Data entries
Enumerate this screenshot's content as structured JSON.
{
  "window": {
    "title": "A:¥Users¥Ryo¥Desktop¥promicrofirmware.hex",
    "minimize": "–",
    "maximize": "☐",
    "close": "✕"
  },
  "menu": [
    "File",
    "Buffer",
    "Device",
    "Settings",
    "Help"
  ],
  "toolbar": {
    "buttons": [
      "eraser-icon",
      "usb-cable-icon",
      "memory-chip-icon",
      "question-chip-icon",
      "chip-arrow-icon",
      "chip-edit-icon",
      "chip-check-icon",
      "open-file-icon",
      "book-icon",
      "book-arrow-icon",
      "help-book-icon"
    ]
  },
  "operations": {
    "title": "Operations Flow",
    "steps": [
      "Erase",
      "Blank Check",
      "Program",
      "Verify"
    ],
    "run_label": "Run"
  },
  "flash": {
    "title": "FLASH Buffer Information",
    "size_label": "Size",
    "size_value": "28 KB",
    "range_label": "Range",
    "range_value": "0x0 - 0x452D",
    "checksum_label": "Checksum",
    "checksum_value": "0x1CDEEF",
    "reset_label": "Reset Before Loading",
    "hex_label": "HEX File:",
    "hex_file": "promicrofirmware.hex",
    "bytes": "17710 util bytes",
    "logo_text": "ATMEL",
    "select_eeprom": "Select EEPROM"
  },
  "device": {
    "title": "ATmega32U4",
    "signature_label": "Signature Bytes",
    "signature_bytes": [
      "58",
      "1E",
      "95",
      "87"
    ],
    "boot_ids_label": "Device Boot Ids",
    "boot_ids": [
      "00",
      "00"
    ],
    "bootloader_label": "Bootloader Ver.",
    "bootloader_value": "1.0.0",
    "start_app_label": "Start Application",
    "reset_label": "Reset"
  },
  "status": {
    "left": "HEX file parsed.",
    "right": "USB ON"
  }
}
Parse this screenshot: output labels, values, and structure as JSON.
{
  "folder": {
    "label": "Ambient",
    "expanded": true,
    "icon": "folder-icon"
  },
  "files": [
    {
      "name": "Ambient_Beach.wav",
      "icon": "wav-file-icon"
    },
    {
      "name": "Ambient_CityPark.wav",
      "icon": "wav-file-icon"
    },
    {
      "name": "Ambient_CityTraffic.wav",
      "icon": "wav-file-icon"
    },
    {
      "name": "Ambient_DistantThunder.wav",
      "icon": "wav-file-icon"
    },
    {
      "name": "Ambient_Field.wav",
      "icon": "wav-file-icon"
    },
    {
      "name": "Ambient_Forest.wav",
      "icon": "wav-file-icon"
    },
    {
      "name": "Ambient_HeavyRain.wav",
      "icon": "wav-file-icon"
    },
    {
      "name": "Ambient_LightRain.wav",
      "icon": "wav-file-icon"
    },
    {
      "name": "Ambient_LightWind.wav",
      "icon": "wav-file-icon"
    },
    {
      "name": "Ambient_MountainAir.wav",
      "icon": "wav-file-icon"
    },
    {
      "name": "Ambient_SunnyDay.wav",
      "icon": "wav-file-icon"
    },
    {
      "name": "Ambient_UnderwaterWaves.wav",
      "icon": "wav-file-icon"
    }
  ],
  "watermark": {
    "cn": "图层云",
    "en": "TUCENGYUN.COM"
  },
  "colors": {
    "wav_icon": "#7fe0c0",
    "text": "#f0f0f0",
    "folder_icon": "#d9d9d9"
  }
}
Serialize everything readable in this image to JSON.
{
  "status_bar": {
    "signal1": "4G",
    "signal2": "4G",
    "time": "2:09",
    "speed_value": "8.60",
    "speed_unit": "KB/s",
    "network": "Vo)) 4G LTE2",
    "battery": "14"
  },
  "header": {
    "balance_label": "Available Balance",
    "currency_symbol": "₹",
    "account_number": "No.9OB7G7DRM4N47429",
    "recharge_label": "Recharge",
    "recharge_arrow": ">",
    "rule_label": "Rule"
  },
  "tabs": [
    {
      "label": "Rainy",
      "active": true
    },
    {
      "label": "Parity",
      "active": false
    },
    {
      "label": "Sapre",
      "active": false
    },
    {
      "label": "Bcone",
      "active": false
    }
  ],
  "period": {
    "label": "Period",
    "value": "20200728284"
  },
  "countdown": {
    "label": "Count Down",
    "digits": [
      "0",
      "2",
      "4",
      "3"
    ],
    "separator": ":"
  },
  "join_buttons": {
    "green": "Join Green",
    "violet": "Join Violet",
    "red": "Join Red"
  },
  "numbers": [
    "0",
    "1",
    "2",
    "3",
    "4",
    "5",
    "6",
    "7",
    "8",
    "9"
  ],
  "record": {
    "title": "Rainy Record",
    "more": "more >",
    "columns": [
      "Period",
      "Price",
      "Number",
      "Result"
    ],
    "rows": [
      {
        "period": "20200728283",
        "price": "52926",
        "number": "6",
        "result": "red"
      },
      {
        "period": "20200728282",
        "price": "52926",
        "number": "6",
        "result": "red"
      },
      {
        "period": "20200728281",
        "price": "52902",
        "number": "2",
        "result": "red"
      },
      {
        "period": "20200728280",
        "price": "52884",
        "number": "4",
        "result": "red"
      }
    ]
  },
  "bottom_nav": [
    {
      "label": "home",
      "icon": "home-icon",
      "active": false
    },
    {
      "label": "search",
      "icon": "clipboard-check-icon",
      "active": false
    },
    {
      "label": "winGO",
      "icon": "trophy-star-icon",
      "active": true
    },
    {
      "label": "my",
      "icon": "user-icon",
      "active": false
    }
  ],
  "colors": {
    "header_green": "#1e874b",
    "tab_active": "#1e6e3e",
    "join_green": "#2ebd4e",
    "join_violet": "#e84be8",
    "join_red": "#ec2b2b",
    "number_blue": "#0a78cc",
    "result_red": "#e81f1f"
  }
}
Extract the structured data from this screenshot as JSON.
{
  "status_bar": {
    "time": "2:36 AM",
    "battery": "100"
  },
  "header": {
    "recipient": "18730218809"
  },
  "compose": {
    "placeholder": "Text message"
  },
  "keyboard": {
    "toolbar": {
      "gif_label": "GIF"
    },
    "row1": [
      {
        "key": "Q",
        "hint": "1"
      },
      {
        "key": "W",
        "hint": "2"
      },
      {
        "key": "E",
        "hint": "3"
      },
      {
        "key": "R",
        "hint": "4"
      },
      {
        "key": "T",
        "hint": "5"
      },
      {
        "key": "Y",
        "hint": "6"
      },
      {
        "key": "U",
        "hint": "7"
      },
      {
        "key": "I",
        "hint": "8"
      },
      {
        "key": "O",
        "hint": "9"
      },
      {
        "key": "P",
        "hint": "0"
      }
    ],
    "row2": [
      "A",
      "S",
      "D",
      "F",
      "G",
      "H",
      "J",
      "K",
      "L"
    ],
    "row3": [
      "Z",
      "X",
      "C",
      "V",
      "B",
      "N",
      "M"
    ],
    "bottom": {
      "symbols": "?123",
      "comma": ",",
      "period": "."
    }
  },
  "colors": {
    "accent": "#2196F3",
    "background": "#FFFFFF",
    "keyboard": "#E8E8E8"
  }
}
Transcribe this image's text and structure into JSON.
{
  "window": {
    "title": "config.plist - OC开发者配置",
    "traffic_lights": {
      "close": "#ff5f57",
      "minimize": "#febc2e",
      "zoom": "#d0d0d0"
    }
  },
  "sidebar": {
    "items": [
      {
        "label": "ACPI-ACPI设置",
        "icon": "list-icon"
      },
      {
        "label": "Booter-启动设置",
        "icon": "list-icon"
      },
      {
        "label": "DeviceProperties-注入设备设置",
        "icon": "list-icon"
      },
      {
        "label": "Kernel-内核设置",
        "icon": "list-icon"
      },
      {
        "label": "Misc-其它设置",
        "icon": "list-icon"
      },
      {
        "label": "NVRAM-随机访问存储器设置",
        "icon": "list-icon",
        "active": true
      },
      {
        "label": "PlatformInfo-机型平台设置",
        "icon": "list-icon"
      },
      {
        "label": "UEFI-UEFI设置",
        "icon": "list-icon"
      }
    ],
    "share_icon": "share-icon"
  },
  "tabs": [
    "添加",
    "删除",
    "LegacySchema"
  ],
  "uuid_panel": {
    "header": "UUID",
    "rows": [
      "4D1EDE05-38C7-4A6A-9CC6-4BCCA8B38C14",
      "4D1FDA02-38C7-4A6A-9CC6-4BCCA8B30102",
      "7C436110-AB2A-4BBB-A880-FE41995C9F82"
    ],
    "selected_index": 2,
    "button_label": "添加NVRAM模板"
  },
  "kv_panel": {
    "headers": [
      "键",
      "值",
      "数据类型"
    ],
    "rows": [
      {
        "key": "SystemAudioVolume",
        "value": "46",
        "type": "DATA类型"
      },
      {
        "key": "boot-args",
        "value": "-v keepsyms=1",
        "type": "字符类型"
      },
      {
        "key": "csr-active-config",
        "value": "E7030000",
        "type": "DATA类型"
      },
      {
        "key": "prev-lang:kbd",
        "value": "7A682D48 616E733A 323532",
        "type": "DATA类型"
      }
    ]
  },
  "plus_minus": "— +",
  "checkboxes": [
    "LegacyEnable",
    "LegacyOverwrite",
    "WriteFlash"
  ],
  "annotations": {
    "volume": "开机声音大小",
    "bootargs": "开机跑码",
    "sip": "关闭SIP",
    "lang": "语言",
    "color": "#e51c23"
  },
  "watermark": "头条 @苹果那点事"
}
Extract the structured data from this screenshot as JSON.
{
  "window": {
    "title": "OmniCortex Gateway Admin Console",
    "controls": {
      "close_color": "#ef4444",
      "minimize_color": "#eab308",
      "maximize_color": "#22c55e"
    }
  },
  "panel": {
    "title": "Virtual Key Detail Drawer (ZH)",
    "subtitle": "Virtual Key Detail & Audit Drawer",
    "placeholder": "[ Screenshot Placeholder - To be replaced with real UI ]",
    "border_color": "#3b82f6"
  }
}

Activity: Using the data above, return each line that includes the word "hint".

Output below:
        "hint": "1"
        "hint": "2"
        "hint": "3"
        "hint": "4"
        "hint": "5"
        "hint": "6"
        "hint": "7"
        "hint": "8"
        "hint": "9"
        "hint": "0"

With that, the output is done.